More 1870s Time-lines.


1870s VICTORIAN RECIPES

Stoves; Merrymeeting Archive


Washington Pie.
1 cup of sugar, third of a cup of butter, half a cup of sweet milk, 1 and a third cup of flour, 1 egg, half a teaspoonful of soda, 1 of cream of tartar, lemon flavor. Grease 2 round tins, and put in the above. Bake until done. Then put it on a dinner plate, spread with nice apple-sauce, or sauce of any kind; then another layer of cake on top. It is nice without sauce, but sauce improves it.

Cocoanut Pudding.
To a large grated cocoanut add the whites of 6 eggs, ½ lb of sugar, 6 ounces of butter, ½ a wineglassful of rose-water, and baked in or out of paste.

London White Bread.
The common proportions used by the London bakers, are: Flour, 1 sack; common salt, 4½ lbs.; alum, 5 ozs.; yeast, 4 pts.; warm water for the sponge, about 3 gals. The alum is used for the purpose of whitening the bread, but Liebig has demonstrated that this purpose may be better subserved by the use of clear lime water in mixing up the dough.
It is the commendable ambition in the English bakers to impart that peculiar tint so highly prized by connoisseurs, and so successfully produced at Vienna and Paris. At Vienna, it has long been known that if the hearth of an oven be cleaned with a moistened wisp of straw, the crust of bread baked in it immediately after presents a rich yellow tint; the theory is that the aqueous vapor retained on the oven has a beneficial effect.
The proper temperature of the oven is between 200 and 225 degrees Centigrade, equivalent to 424 and 480 degrees Fahr., and may be known by the emission of sparks from a piece of wood rubbed on the oven.
The dough loses about 1-7th of its weight if baked in batches, but fully 1-6th if baked in small loaves and placed in the oven separately. The best bread contains about 11-16ths of its weight of added water, and common bread often much more than ¼. The proportion of water in the London bread has greatly increased of late years, owing to the use of the fraudulent method of making the dough with rice jelly or moss jelly, in which Iceland moss, Irish moss, or other mosses are used,
London White Bread (cont'd)
by boiling 7 lbs. of moss in 10 gals. of water, and using the resultant jelly in making 70 lbs. of flour into dough, which is then fermented and baked in the usual way. It is said that flour treated in this way will yield fully double its weight of good bread. According to Heern, 100 lbs. of wheaten flour will yield at least 125 to 126 lbs. of bread - some say 135 lbs.; 100 lbs. of rye meal, 131 lbs. of bread. A ¼ oz. carbonate of magnesia, added to the flour for a 4-lb. loaf, materially improves the quality of the bread even when made from the very worst seconds flour.

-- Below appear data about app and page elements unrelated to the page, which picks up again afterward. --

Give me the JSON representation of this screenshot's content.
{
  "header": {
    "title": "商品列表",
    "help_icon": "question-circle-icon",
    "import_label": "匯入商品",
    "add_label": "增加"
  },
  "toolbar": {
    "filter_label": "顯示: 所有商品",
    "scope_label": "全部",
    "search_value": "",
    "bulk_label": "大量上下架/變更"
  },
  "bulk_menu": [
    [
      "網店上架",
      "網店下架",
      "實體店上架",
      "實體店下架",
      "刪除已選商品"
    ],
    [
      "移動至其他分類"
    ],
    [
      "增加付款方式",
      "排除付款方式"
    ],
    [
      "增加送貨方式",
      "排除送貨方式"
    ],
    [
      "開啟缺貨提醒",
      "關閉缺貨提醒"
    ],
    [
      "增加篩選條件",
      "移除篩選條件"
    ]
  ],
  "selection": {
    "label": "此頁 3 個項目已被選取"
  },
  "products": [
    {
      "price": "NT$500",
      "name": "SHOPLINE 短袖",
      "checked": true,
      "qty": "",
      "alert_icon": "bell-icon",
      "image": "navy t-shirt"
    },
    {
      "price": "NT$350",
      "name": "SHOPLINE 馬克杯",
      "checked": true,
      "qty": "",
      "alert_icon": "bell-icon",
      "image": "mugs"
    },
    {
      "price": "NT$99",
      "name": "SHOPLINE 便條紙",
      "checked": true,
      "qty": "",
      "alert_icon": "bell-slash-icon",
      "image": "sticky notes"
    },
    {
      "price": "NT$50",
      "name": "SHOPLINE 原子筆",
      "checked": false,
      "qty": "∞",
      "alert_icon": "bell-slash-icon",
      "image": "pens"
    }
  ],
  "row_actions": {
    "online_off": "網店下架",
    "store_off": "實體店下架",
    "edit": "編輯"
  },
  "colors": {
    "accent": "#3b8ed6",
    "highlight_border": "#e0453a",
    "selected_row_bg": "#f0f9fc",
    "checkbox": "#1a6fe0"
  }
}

Rock Candy.
To make fine rock candy, clarify double refined white sugar, filter it, and boil it till it is ready to crystallize, or boiled to a blister. The boiling sugar must measure 35 degrees on the syrup weight, a degree more or less prevents its crystallization. Then take a brass kettle, of about 16 or 18 inches diameter and from 6 to 8 inches deep, smooth and polished on the inside. Make 8 or 10 small holes at equal distances from each other in a circle around the sides of the kettle, about 2 inches from the bottom; pass threads through these from one side to the other, and stop the holes on the outside with paste or paper to prevent the syrup from running out. Having thus prepared the kettle, pour in the syrup, till it rises about an inch above the threads; then place it in a stove moderately heated, and leave it to crystallize, agitating it from time to time. The crystallization will take place in six or seven days. As soon as the crystals are formed, pour off the remaining syrup, and throw in a little water to wash the crystals that are left at the bottom of the vessel. So soon as the mass is thouroughly draiend [sic] set it in a very hot stove, leave it for two days, when it is fit for use. Straw-colored rock candy is made by substituting brown for loaf sugar. The syrup must be boiled over a very hot fire in order to render the candy perfectly white. The sides of the kettle should be sponged repeatedly during the boiling process, to prevent the sugar from adhering and burning.
Orange Rock Candy is made by flavoring the syrup with a couple of teaspoonfuls of orange flower water, and coloring with saffron, just as the syrup is about to be taken from the fire.

1870s Time-Travel Guide